Retype the listing exactly, with no images.
Content starts
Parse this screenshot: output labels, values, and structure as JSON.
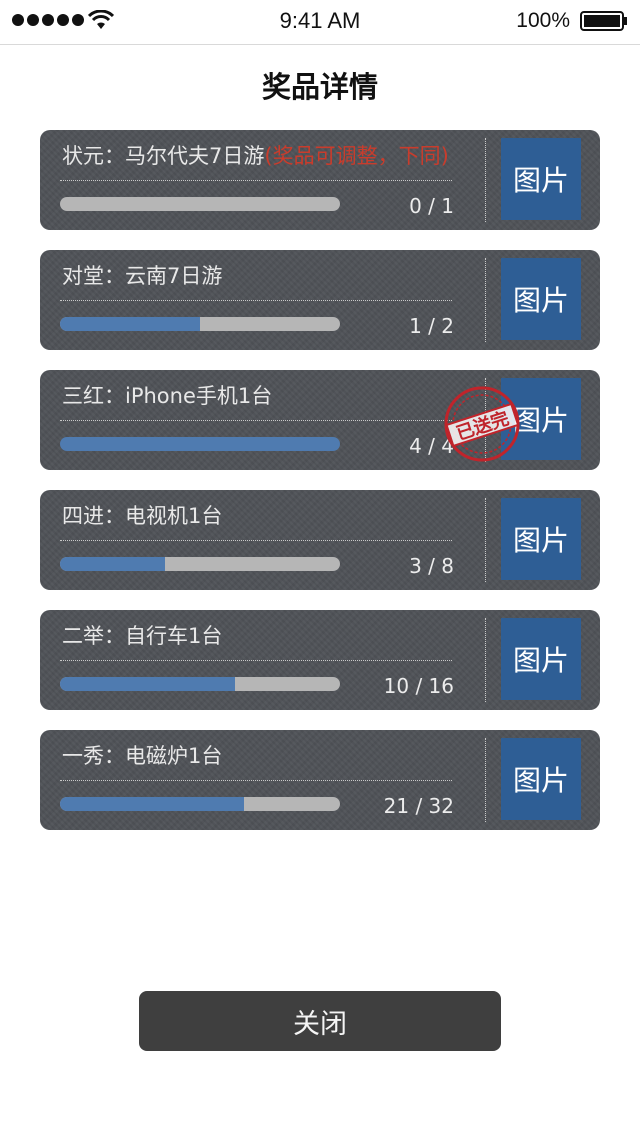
{
  "status_bar": {
    "time": "9:41 AM",
    "battery": "100%"
  },
  "page": {
    "title": "奖品详情",
    "close_label": "关闭"
  },
  "prizes": [
    {
      "title": "状元：马尔代夫7日游",
      "note": "(奖品可调整，下同)",
      "count": "0 / 1",
      "progress": 0,
      "image_label": "图片"
    },
    {
      "title": "对堂：云南7日游",
      "note": "",
      "count": "1 / 2",
      "progress": 0.5,
      "image_label": "图片"
    },
    {
      "title": "三红：iPhone手机1台",
      "note": "",
      "count": "4 / 4",
      "progress": 1,
      "image_label": "图片",
      "stamp": "已送完"
    },
    {
      "title": "四进：电视机1台",
      "note": "",
      "count": "3 / 8",
      "progress": 0.375,
      "image_label": "图片"
    },
    {
      "title": "二举：自行车1台",
      "note": "",
      "count": "10 / 16",
      "progress": 0.625,
      "image_label": "图片"
    },
    {
      "title": "一秀：电磁炉1台",
      "note": "",
      "count": "21 / 32",
      "progress": 0.65625,
      "image_label": "图片"
    }
  ],
  "colors": {
    "card": "#4f5257",
    "progress_fill": "#4f7bb0",
    "progress_track": "#b6b6b6",
    "image_button": "#2e5e95",
    "note": "#c93c2c",
    "stamp": "#c0242b",
    "close_button": "#3f3f3f"
  },
  "icons": {
    "signal": "signal-dots-icon",
    "wifi": "wifi-icon",
    "battery": "battery-icon",
    "stamp": "sold-out-stamp-icon"
  }
}
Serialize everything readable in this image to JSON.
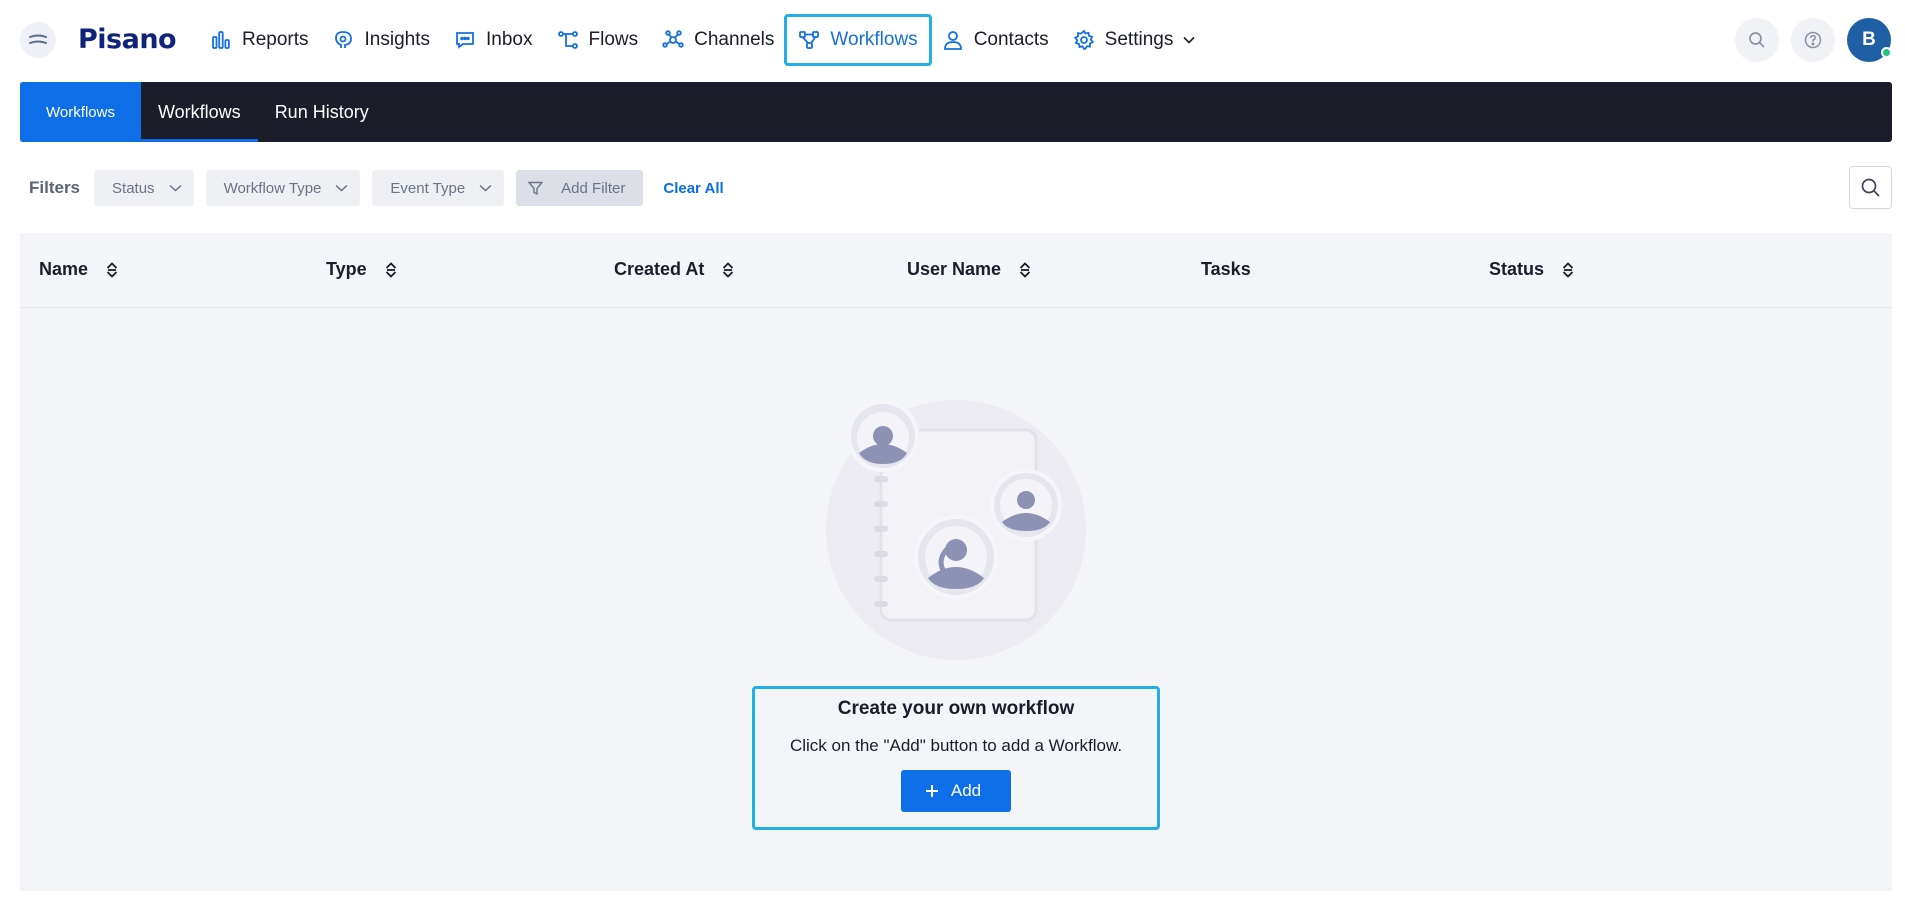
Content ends
OUTPUT BELOW:
Parse this screenshot: output labels, values, and structure as JSON.
{
  "status_bar": {
    "time": "9:41 AM",
    "battery": "100%"
  },
  "page": {
    "title": "奖品详情",
    "close_label": "关闭"
  },
  "prizes": [
    {
      "title": "状元：马尔代夫7日游",
      "note": "(奖品可调整，下同)",
      "count": "0 / 1",
      "progress": 0,
      "image_label": "图片"
    },
    {
      "title": "对堂：云南7日游",
      "note": "",
      "count": "1 / 2",
      "progress": 0.5,
      "image_label": "图片"
    },
    {
      "title": "三红：iPhone手机1台",
      "note": "",
      "count": "4 / 4",
      "progress": 1,
      "image_label": "图片",
      "stamp": "已送完"
    },
    {
      "title": "四进：电视机1台",
      "note": "",
      "count": "3 / 8",
      "progress": 0.375,
      "image_label": "图片"
    },
    {
      "title": "二举：自行车1台",
      "note": "",
      "count": "10 / 16",
      "progress": 0.625,
      "image_label": "图片"
    },
    {
      "title": "一秀：电磁炉1台",
      "note": "",
      "count": "21 / 32",
      "progress": 0.65625,
      "image_label": "图片"
    }
  ],
  "colors": {
    "card": "#4f5257",
    "progress_fill": "#4f7bb0",
    "progress_track": "#b6b6b6",
    "image_button": "#2e5e95",
    "note": "#c93c2c",
    "stamp": "#c0242b",
    "close_button": "#3f3f3f"
  },
  "icons": {
    "signal": "signal-dots-icon",
    "wifi": "wifi-icon",
    "battery": "battery-icon",
    "stamp": "sold-out-stamp-icon"
  }
}
Serialize everything readable in this image to JSON.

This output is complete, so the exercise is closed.